When I passed my driver's exam at Snow Hill in December of 1950, I was on cloud nine. My Dad helped me buy a 1937 Plymouth, so I was, finally, a licensed driver - the last boy in my class to do so, because I was the youngest. Fortunately, in the summers of 1949 and 1950 I worked for John Dale Showell managing one of his beach umbrella stands, along with my buddies George Hurley and Bill Brown. I walked to work at North Division Street and the boardwalk from my home at 107 St. Louis Ave. Good money, too, $ 20.00 weekly gross, for seven days. The teenage social aspects of working on the beach made up for the meager salary. Plus, many evenings I would set up pins in Mr. Showell's bowling alley, and earn another couple of dollars.

But, having a driving license, gave me an expanded potential in the job market, so for the next two summers Mr. And Mrs. W.P. Laws employed me as a grocery clerk and delivery driver. They were awfully good to me, even hiring me back the second year after I smashed up the front end of their Studebaker pickup truck the first year. Many of the permanent residents shopped by phone, just by picking up their phone and asking Edna Murray to connect them with Laws Grocery, so I got to meet some nice folks delivering their orders.

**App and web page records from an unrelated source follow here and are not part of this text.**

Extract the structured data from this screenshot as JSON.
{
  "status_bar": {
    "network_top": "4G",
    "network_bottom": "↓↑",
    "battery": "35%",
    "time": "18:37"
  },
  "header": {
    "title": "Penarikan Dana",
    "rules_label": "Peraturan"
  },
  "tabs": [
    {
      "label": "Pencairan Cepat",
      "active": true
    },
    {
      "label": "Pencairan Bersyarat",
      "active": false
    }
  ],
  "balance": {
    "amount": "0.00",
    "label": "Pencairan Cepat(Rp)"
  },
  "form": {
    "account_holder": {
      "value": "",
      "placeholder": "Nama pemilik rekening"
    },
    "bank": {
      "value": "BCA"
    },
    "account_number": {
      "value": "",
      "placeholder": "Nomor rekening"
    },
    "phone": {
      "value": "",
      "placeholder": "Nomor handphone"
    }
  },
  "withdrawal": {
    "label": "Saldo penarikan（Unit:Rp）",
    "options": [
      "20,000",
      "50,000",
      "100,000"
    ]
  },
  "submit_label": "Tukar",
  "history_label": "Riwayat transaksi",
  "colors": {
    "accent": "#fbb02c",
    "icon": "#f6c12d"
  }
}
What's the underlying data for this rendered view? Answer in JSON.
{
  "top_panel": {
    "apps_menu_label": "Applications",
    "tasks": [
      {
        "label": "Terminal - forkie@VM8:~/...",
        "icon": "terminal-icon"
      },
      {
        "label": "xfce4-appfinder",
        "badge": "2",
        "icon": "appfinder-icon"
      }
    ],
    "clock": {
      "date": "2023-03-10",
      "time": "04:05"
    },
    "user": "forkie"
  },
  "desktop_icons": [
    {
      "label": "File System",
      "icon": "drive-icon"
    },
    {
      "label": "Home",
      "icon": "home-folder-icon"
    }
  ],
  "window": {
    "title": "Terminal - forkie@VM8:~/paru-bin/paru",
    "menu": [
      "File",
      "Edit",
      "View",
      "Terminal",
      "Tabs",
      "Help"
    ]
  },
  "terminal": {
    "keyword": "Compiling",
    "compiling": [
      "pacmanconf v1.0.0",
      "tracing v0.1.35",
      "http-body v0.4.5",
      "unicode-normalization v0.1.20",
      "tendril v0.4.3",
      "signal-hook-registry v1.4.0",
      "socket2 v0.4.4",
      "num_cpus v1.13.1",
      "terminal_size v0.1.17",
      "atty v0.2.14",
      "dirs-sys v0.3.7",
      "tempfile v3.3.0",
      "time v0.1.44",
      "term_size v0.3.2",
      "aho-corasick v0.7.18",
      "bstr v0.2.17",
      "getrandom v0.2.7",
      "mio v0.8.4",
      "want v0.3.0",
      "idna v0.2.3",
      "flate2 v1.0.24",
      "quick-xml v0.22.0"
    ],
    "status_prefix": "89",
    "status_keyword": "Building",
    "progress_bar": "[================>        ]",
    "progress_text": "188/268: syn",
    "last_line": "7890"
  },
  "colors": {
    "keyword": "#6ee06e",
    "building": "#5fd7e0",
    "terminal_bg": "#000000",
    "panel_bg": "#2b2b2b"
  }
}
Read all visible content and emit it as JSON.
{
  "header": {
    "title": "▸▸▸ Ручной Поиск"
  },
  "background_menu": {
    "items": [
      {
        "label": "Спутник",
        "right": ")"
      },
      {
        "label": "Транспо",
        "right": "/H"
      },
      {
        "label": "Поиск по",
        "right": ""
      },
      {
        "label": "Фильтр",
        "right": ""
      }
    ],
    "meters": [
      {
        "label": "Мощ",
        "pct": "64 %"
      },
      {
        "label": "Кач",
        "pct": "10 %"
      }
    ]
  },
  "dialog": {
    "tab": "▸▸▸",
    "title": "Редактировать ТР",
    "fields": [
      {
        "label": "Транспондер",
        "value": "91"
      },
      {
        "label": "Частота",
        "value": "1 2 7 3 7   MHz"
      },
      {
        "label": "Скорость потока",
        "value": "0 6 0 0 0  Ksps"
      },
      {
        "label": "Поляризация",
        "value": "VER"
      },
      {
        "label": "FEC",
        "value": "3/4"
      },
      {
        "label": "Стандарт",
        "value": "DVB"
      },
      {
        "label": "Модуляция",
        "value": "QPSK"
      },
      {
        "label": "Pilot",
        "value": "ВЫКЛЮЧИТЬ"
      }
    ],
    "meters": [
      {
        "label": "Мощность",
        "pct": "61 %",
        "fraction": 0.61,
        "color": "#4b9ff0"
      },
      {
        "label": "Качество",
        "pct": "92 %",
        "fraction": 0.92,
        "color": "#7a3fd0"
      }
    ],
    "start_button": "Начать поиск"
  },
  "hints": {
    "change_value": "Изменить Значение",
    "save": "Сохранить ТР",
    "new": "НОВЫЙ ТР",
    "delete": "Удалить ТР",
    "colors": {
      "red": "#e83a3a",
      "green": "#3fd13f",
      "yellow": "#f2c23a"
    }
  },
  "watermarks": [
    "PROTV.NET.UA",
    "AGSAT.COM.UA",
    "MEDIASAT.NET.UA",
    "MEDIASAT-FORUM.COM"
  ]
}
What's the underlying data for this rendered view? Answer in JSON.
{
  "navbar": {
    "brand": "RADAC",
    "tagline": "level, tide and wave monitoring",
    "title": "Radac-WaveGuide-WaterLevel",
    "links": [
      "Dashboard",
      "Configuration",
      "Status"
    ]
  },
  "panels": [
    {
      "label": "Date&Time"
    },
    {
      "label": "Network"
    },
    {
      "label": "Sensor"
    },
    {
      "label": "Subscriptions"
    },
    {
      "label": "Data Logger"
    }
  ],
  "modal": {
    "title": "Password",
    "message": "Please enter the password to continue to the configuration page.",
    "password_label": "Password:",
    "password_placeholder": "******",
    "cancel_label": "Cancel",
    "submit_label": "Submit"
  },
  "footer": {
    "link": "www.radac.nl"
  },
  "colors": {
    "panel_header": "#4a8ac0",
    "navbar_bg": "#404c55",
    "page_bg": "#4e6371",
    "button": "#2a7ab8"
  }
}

After graduating from Ocean City High School in June of 1952, I entered the U. of Maryland in September. As I was living away from home and Mom and Dad's benevolence, expenses mounted up, so I connected with Scott Wallace, our Postmaster, for a job driving the mail truck in the summers of '53 and '54. What a great job! And higher pay! Of course, as the youngest and most naive of the guys working there, I took a lot of kidding. But I took it in stride and I will always remember the wonderful camaraderie there with Scott, Herb and Grandville Cropper, Lynn Engh, Bob Bob Massey, Bob Murray and Russell Bradford.

I have always felt myself lucky to have had the job opportunities that a small seashore town like Ocean City offered.